Mt. Ontake spews volcanic ash on September 28, 2014 in Otaki, Japan

After the Volcano Erupts

The catastrophic eruption of Japan’s Ontake-san allowed residents to reconsider and reinvent their relationships to the mountainous landscape.
An amazing looking super cell storm cloud forming on the east coast of Queensland, Australia.

Ecosystems and Extreme Weather Events

Cyclones, droughts, and other severe climate events produce a variety of ecological responses, some of them irreversible.
Plants and saplings growing in a previously logged area of a foggy forest in the Cascade Range of Oregon.

Reforestation: It’s A Trade-Off

While reforestation may help address the climate crisis, implementation requires long-term flexibility, careful listening, and an ability to compromise.
An electric car charges at a mall parking lot on June 27, 2022 in Corte Madera, California.

How Much Does It Cost to Reduce Carbon Emissions?

Analyses including both static and dynamic costs can help us make better decisions while developing technologies to address climate change.
Meji Jingu Shrine on December 15, 2012 in Tokyo, Japan

Sacred Trees in Japan

In the modern city of Tokyo, mature forests and trees form a spiritual bridge between past and present.
A White-crowned Sparrow

A Noisy City Affects Birdsong

As anthropogenic ambient noise increases in urban areas, birds adapt their songs to make themselves heard.
A no parking sign stands in the increased surf brought in by Tropical Storm Alberto June 13, 2006 in Cedar Key, Florida.

Improving Communications Around Climate Change

How can scientists better explain the potential hazards of sea-level rise to historic coastal communities?
Fish swimming in underwater kelp forest

Turf Algae and Kelp Forests

Structurally complex kelp forests, pushed beyond their tipping points, are being replaced by mat-like, low-structure turf algae around the world.
Photograph: NPS employee talking to visitors in the Tuolumme Meadows in Yosemite National Park.

Source:https://commons.wikimedia.org/wiki/File:HFCA_1607_NPS_Employees,_Women_512.jpg_(a3046c74ddc24fe6bc480fae94f4ce43).jpg

National Parks Are for Everyone

The majority of national park visitors—roughly seventy-eight percent—are white?
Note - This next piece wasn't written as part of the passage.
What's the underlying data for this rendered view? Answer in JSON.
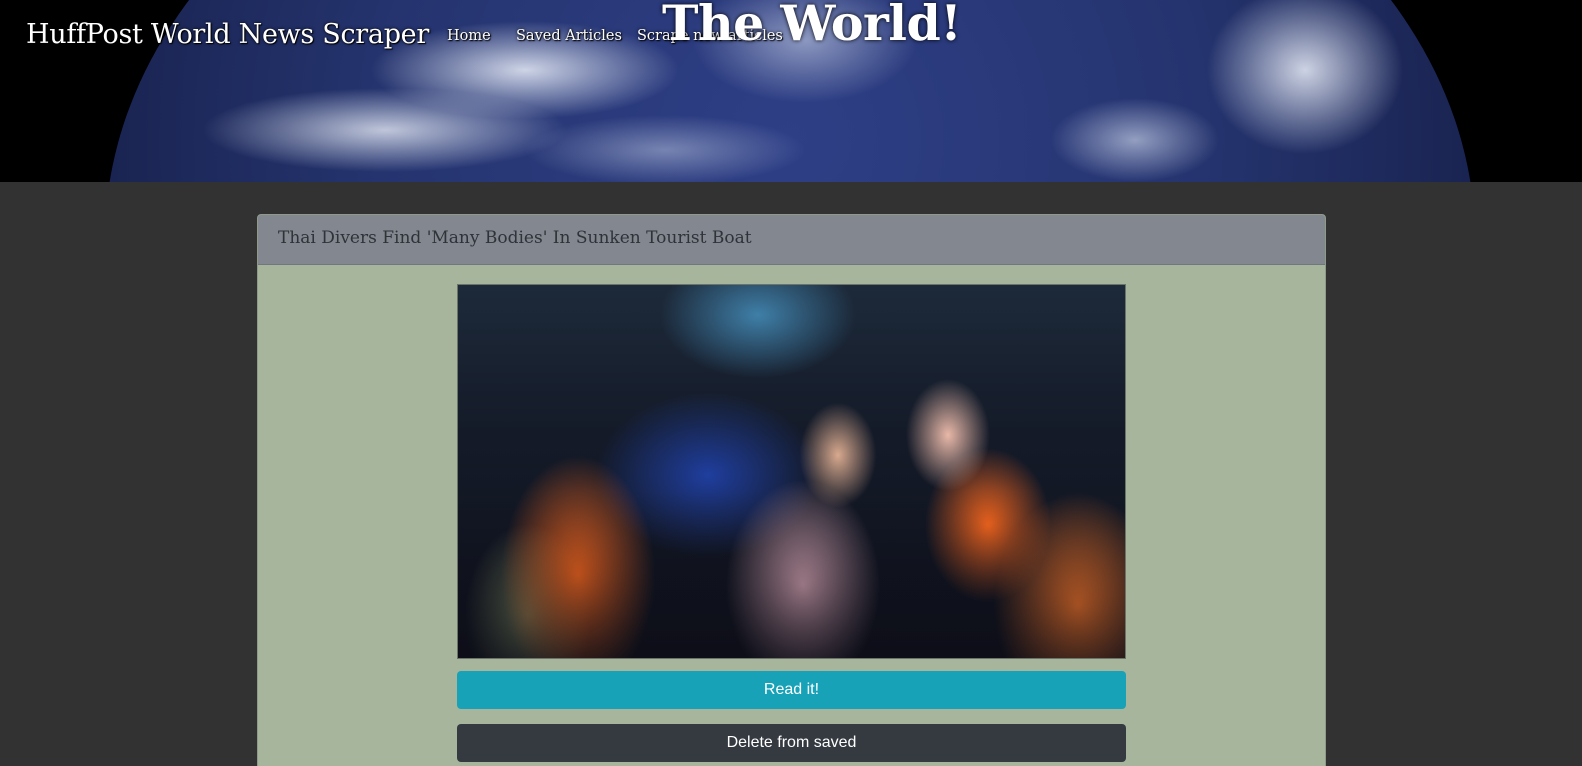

Why, and why does that need to change?
Mono Lake

The Imperiled Inland Sea

Twenty years ago, scholar W. D. Williams predicted the loss of salt lakes around the world.